Congress has provided in the act an appropriate remedy to bring into one court, where diversity of citizenship exists, the conflicting claims of adverse parties against a fund held by one having no interest in its distribution, in order that the rights of all claimants may be determined in an orderly manner in one proceeding, thus avoiding a multiplicity of suits. The Constitution has given to the court the capacity to take jurisdiction, and the act of Congress has supplied it. Therefore the two things necessary to create jurisdiction have vested in this court the power, not only to enjoin the institution of any suit or proceeding in another court on the bond, but also the prosecution of any such suit or proceeding already begun when the instant suit was brought. Cohens v. Virginia, 6 Wheat. 264, 5 L. Ed. 257. The first reason in support of the motion is therefore without merit.
The second reason in support of the motion to dismiss is the statement that the defendants are not adverse claimants. It is rather difficult to comprehend the reasoning upon which this assertion is based.
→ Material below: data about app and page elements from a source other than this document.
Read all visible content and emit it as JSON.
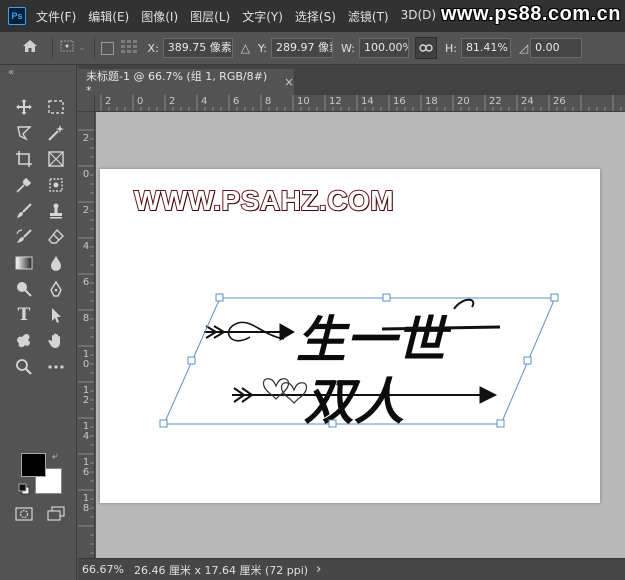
{
  "app": {
    "logo": "Ps"
  },
  "menu": [
    "文件(F)",
    "编辑(E)",
    "图像(I)",
    "图层(L)",
    "文字(Y)",
    "选择(S)",
    "滤镜(T)",
    "3D(D)"
  ],
  "watermark": "www.ps88.com.cn",
  "options": {
    "x_label": "X:",
    "x_value": "389.75 像素",
    "y_label": "Y:",
    "y_value": "289.97 像素",
    "w_label": "W:",
    "w_value": "100.00%",
    "h_label": "H:",
    "h_value": "81.41%",
    "rot_value": "0.00"
  },
  "document": {
    "tab_title": "未标题-1 @ 66.7% (组 1, RGB/8#) *",
    "close_glyph": "×",
    "site_text": "WWW.PSAHZ.COM",
    "line1": "生一世",
    "line2": "双人"
  },
  "ruler_top": [
    "2",
    "0",
    "2",
    "4",
    "6",
    "8",
    "10",
    "12",
    "14",
    "16",
    "18",
    "20",
    "22",
    "24",
    "26"
  ],
  "ruler_left": [
    "2",
    "0",
    "2",
    "4",
    "6",
    "8",
    "10",
    "12",
    "14",
    "16",
    "18"
  ],
  "status": {
    "zoom": "66.67%",
    "doc_size": "26.46 厘米 x 17.64 厘米 (72 ppi)",
    "arrow": "›"
  },
  "icons": {
    "home": "home-icon",
    "move": "move-icon",
    "marquee": "rect-marquee-icon",
    "lasso": "lasso-icon",
    "magic": "magic-wand-icon",
    "crop": "crop-icon",
    "frame": "frame-icon",
    "eyedropper": "eyedropper-icon",
    "heal": "healing-icon",
    "brush": "brush-icon",
    "stamp": "stamp-icon",
    "history": "history-brush-icon",
    "eraser": "eraser-icon",
    "gradient": "gradient-icon",
    "blur": "blur-icon",
    "dodge": "dodge-icon",
    "pen": "pen-icon",
    "type": "type-icon",
    "select": "path-select-icon",
    "shape": "custom-shape-icon",
    "hand": "hand-icon",
    "zoom": "zoom-icon",
    "more": "more-icon"
  },
  "colors": {
    "foreground": "#000000",
    "background": "#ffffff",
    "accent": "#31a8ff"
  }
}
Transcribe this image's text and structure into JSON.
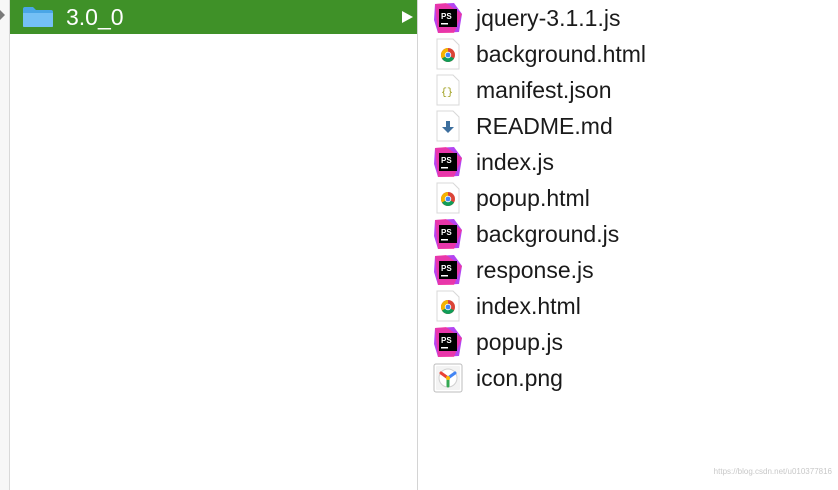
{
  "folder": {
    "name": "3.0_0",
    "icon": "folder-icon",
    "highlight_color": "#3f9128"
  },
  "files": [
    {
      "name": "jquery-3.1.1.js",
      "icon": "phpstorm-icon"
    },
    {
      "name": "background.html",
      "icon": "chrome-doc-icon"
    },
    {
      "name": "manifest.json",
      "icon": "json-doc-icon"
    },
    {
      "name": "README.md",
      "icon": "markdown-doc-icon"
    },
    {
      "name": "index.js",
      "icon": "phpstorm-icon"
    },
    {
      "name": "popup.html",
      "icon": "chrome-doc-icon"
    },
    {
      "name": "background.js",
      "icon": "phpstorm-icon"
    },
    {
      "name": "response.js",
      "icon": "phpstorm-icon"
    },
    {
      "name": "index.html",
      "icon": "chrome-doc-icon"
    },
    {
      "name": "popup.js",
      "icon": "phpstorm-icon"
    },
    {
      "name": "icon.png",
      "icon": "image-file-icon"
    }
  ],
  "watermark": "https://blog.csdn.net/u010377816"
}
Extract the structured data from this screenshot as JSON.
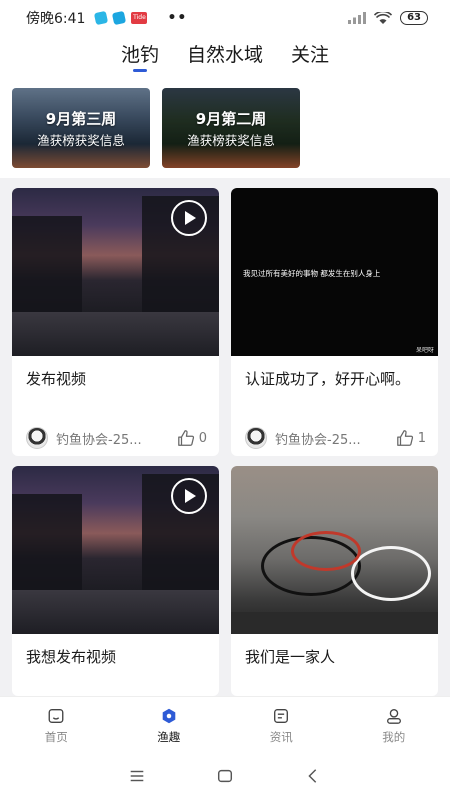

It appears from the bill that the aggregate of the sums claimed of the plaintiff is largely in excess of the sum for which the plaintiff is liable. In that situation it is to the interest of each claimant to reduce or defeat altogether the claim of every other claimant. There can be no more striking illustration of the opposition of every claimant to every other claimant than a case such as this. The defendant's contention cannot prevail.
Finally, coming to the third reason, the obligations of a contract are not impaired by a law providing a new remedy, even though it has a retrospective operation. Almost every law providing a new remedy affects and operates upon causes of action existing at the time the law was passed. Sampeyreac v. United States, 7 Pet. 222, 8 L. Ed. 665. The act under which the plaintiff's bill was filed is purely remedial, and protects the rights of all parties.
The motion to dismiss is denied, and it is ordered that said defendants answer within five days, in accordance with the rule.